The first time I saw Bowie he really scared me -- it was his lizardy, wizardy look. I was in boarding school in Scotland, and he was performing "Jean Genie" on Top of the Pops. You can tell that he just loves to freak people out, which I can relate to -- there's a protective thing about looking freaky. That's certainly what Hedwig was for me. A mask becomes a safe place behind which you can create amazing art, and that's what drag is.
Some people felt a little bummed out when he said he was a latent heterosexual later in the '80s, but we all have our queer straight uncles, and he's the greatest one. He's a music hall performer at heart, and because of his genius -- his brilliance -- he took everything he loved and made something absolutely unique with every new album that came out. They're timeless records, especially that string of albums in the '70s from Hunky Dory to Scary Monsters. Who has had that string of brilliance? Even Dylan had problems.

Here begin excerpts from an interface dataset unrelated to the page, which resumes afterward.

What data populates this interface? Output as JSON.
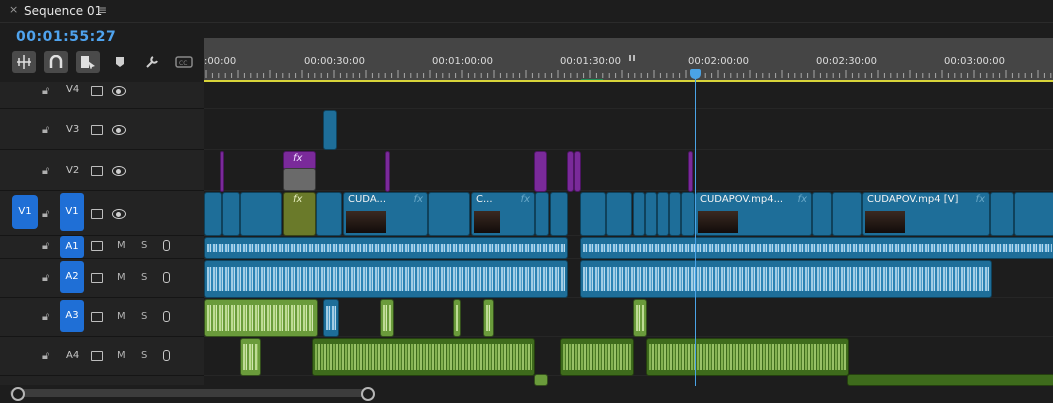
{
  "tab": {
    "close_glyph": "×",
    "title": "Sequence 01",
    "menu_glyph": "≡"
  },
  "timecode": "00:01:55:27",
  "toolbar": [
    {
      "name": "insert-overwrite-icon",
      "active": true
    },
    {
      "name": "snap-magnet-icon",
      "active": true
    },
    {
      "name": "linked-selection-icon",
      "active": true
    },
    {
      "name": "add-marker-icon",
      "active": false
    },
    {
      "name": "wrench-settings-icon",
      "active": false
    },
    {
      "name": "captions-icon",
      "active": false
    }
  ],
  "ruler": {
    "labels": [
      ":00:00",
      "00:00:30:00",
      "00:01:00:00",
      "00:01:30:00",
      "00:02:00:00",
      "00:02:30:00",
      "00:03:00:00"
    ]
  },
  "tracks": {
    "source_patch": "V1",
    "video": [
      {
        "name": "V4"
      },
      {
        "name": "V3"
      },
      {
        "name": "V2"
      },
      {
        "name": "V1",
        "selected": true
      }
    ],
    "audio": [
      {
        "name": "A1",
        "selected": true
      },
      {
        "name": "A2",
        "selected": true
      },
      {
        "name": "A3",
        "selected": true
      },
      {
        "name": "A4",
        "selected": false
      }
    ],
    "mute_label": "M",
    "solo_label": "S"
  },
  "clips": {
    "v1_labels": [
      "CUDA...",
      "C...",
      "CUDAPOV.mp4...",
      "CUDAPOV.mp4 [V]"
    ],
    "fx_label": "fx"
  },
  "colors": {
    "timecode": "#4fa3ee",
    "video_clip": "#1e6e99",
    "audio_green": "#6a9b3b",
    "adjustment_purple": "#7a2a9a",
    "playhead": "#4aa3e6",
    "track_select": "#1f6fd6",
    "work_area": "#d8d43a"
  }
}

My second encounter with Bowie was his famous Saturday Night Live 1979 appearance, when he sang "Boys Keep Swinging." I was a junior in high school, and it was probably the most formative artistic vision I'd ever had. I was 16, living in Albuquerque, choreographing crucifixion dance sequences to Stevie Nicks songs, and then I see Bowie on TV with Klaus Nomi and Joey Arias. For "TVC 15," the second number they performed, Bowie was wearing a grey pencil skirt, kind of like a Ninotchka-style women apparatchik outfit, with a robot poodle in the background, and Joey and Klaus were doing New Wave angular robot moves. I was like, What the fuck? And from then on I was on my way to Hedwig, I guess.
I graduated in 1981, which was of course when AIDS hit, so there was always darkness and scariness involved, and that was Bowie. I really discovered him in college, and then I couldn't get enough -- I was just absorbing everything, the way I did when I read Lord of the Rings. "Heroes" is probably his greatest song, and also his most emotional. When my father was a military commander in Berlin, before the Wall came down, I would go and visit and cross over to the East. The story that touched me most, and which informed Hedwig, was about a person trying to escape who was shot in no man's land between the two walls and just lay there bleeding for days -- no one from either side would dare come in to get him. That was Hedwig, caught in the middle and somehow drags herself to freedom.
It's really hard to have a favorite album, but it's probably Hunky Dory, because of the innocence of those songs. I went to see him during the Glass Spiders tour, which was cool, but it was so huge that I didn't really experience the full-on live-ness. Some people you go to see fall apart -- Judy Garland or Iggy Pop, say -- and other people you want to see because they rule you. That was David Bowie, that's Aretha Franklin, that's Grace Jones, that's Justin Bond. You want to be their bottom; you must submit, in a somewhat masochistic way, and it feels great.
John Cameron Mitchell is the director of Hedwig and the Angry Inch and Shortbus